Modern European cities viewed as complex constructs entangled with technology: the most dramatic changes in the urban environment over the last century and half, abundantly illustrated with rare photographs.
Urban Machinery investigates the technological dimension of modern European cities, vividly describing the most dramatic changes in the urban environment over the last century and a half. Written by leading scholars from the history of technology, urban history, sociology and science, technology, and society, the book views the European city as a complex construct entangled with technology. The chapters examine the increasing similarity of modern cities and their technical infrastructures (including communication, energy, industrial, and transportation systems) and the resulting tension between homogenization and cultural differentiation. The contributors emphasize the concept of circulation-the process by which architectural ideas, urban planning principles, engineering concepts, and societal models spread across Europe as well as from the United States to Europe. They also examine the parallel process of appropriation-how these systems and practices have been adapted to prevailing institutional structures and cultural preferences. Urban Machinery, with contributions by scholars from eight countries, and more than thirty illustrations (many of them rare photographs never published before), includes studies from northern and southern and from eastern and western Europe, and also discusses how European cities were viewed from the periphery (modernizing Turkey) and from the United States.

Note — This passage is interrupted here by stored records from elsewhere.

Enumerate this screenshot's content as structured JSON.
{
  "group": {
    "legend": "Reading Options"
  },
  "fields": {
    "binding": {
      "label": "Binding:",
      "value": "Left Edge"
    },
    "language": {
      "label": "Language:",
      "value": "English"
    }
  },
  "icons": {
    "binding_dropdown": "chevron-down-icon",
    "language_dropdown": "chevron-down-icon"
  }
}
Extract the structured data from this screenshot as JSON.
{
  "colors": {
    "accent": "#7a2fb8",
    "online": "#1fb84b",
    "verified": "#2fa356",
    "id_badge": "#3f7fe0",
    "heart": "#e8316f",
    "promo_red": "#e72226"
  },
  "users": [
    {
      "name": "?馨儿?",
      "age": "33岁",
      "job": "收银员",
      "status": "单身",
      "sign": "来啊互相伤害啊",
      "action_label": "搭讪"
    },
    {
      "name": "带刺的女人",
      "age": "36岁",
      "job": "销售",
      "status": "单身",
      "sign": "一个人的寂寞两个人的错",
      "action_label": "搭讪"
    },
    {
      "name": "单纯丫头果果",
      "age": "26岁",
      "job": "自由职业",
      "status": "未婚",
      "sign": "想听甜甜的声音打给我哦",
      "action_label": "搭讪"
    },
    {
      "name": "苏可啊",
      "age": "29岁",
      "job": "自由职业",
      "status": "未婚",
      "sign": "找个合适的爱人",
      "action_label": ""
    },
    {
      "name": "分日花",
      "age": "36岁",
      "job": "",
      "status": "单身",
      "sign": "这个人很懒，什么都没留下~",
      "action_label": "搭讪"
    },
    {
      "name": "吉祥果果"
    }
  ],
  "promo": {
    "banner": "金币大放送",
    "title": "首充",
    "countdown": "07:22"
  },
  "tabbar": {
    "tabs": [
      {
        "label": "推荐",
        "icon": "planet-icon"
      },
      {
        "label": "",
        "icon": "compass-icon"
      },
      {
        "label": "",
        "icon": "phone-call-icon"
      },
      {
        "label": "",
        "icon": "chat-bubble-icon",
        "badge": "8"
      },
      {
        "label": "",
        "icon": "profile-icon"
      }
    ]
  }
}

Hans Buiter, Paolo Capuzzo, Noyan Dinckal, Cornelis Disco, Pal Germuska, Mikael Hard, Martina Hessler, Dagmara Jajesniak-Quast, Andrew Jamison, Per Lundin, Thomas J. Misa, Dieter Schott, Marcus Stippak
Thomas J. Misa is ERA-Land Grant Professor of the History of Technology at the University of Minnesota, where he directs the Charles Babbage Institute. His books include Modernity and Technology (coedited with Philip Brey and Andrew Feenberg; MIT Press, 2003).